about 2 years ago Droplet

I love the last caption from the slideshow :)

Tad_and_amanda_in_the_kitchen

about 2 years ago Amanda Hesser

Amanda is a co-founder of Food52.

Forgot about that one -- always looking for an excuse to use the word chillax....

Flower-bee

about 2 years ago Droplet

"like your spoon" :) :) :)

Dsc_0675-x2a

about 3 years ago Sagegreen

Great recipe. Hmmm, this inspires new direction for the "lassi," drink, too.

Rkm_profile

about 3 years ago raspberryeggplant

Oh, Amanda, why would you recommend bourbon in a classic Scottish dish?!?! That's like making a mint julep with Glenlivet!

Scotch whiskey is the only way to go with this one, preferably something peaty like Talisker, which is what was used in the cranachans I had in Scotland a few years ago.

Tad_and_amanda_in_the_kitchen

about 3 years ago Amanda Hesser

Amanda is a co-founder of Food52.

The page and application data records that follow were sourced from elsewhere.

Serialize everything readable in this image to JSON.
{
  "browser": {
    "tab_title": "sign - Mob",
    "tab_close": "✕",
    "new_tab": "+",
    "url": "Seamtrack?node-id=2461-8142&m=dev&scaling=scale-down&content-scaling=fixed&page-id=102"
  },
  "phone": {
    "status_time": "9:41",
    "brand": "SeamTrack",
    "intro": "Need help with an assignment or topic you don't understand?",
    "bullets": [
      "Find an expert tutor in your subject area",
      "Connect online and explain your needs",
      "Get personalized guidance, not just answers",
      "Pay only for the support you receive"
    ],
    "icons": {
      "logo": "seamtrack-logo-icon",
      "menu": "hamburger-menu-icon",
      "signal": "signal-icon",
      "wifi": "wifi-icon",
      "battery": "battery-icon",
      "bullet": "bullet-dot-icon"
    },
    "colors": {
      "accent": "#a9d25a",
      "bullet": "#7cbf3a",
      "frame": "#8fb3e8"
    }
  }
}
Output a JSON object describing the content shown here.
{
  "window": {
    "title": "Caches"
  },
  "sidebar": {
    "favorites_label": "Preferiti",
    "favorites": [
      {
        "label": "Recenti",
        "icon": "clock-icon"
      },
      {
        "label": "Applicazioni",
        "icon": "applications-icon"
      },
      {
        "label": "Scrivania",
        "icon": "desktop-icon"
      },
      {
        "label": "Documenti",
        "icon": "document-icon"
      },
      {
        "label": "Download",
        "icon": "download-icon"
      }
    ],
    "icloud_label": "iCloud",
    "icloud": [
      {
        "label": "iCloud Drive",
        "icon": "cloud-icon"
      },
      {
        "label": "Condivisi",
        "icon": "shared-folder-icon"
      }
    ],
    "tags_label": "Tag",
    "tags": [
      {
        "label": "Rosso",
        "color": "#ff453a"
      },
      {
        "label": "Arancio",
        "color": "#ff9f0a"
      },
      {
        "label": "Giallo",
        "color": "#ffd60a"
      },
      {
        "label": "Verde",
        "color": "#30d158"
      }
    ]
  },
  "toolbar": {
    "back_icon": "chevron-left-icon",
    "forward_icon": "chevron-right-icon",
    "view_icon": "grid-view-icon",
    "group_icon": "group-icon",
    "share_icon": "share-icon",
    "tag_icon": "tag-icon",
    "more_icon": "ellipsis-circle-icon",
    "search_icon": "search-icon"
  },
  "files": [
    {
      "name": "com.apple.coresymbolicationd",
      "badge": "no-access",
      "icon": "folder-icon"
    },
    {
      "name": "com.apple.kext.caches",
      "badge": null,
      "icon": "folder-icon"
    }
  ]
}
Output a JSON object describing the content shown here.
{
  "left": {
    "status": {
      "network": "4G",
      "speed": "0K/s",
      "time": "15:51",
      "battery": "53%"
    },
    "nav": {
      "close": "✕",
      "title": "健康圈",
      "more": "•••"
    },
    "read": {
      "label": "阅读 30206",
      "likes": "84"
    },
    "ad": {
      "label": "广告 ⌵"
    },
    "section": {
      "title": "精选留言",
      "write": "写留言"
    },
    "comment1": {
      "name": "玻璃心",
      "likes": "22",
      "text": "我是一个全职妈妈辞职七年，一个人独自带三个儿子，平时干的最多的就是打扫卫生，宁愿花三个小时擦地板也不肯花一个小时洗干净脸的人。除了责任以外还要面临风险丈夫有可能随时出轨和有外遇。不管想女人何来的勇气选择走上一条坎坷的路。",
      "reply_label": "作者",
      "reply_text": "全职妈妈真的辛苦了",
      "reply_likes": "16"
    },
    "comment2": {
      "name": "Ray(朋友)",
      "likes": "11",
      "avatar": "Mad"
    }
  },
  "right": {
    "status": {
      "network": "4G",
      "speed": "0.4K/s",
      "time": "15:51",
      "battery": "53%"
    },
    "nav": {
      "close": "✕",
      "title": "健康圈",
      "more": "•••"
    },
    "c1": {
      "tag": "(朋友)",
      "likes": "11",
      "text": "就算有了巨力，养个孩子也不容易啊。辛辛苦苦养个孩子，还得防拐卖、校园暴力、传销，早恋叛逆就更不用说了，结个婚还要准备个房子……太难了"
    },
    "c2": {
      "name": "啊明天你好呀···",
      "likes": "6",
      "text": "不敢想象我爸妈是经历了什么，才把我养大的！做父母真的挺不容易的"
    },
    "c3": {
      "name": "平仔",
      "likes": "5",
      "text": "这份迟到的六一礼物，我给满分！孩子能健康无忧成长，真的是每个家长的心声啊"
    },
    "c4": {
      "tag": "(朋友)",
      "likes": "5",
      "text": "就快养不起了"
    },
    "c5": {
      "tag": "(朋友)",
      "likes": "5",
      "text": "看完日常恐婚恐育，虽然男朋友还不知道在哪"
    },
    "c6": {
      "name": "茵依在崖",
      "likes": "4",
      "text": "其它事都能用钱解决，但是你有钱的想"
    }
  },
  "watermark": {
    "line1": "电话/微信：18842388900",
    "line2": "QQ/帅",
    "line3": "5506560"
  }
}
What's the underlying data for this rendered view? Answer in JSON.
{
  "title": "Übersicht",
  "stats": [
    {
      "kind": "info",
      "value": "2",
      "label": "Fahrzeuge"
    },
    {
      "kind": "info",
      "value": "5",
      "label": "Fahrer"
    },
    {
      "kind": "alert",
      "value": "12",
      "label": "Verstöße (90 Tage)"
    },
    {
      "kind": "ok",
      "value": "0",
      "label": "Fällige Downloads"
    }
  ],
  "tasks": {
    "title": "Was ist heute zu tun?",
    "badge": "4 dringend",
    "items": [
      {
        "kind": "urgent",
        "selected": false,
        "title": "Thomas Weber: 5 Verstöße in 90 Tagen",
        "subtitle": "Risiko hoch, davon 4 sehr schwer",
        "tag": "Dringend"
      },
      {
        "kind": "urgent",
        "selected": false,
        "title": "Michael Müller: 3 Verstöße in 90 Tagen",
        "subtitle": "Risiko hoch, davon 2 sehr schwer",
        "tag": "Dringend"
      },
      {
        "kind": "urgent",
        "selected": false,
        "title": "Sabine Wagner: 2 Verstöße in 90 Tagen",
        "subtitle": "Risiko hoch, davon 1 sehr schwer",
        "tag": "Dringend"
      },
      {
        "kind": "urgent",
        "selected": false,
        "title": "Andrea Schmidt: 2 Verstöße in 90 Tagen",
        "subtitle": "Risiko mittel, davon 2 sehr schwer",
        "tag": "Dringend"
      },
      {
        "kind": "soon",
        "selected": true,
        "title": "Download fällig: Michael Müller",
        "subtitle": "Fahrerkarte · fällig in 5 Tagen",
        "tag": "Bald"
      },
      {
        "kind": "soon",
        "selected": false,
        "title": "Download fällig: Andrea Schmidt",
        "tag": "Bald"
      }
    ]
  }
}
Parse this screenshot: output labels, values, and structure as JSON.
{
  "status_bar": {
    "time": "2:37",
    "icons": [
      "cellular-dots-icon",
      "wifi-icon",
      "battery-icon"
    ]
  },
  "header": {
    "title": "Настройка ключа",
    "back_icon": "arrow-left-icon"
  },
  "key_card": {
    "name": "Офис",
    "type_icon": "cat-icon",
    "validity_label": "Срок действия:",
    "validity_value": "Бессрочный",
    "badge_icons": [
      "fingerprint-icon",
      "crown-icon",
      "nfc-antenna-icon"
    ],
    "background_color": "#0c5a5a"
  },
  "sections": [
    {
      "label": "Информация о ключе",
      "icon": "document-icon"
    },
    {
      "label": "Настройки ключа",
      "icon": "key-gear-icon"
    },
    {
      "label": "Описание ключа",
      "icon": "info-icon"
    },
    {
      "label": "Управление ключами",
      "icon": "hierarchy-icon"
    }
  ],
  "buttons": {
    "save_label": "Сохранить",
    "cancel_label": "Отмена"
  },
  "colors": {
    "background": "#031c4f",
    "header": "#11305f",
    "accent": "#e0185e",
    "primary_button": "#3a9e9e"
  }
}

I'll add the scotch back in. I used scotch when I made it, but I actually thought bourbon would be good, too.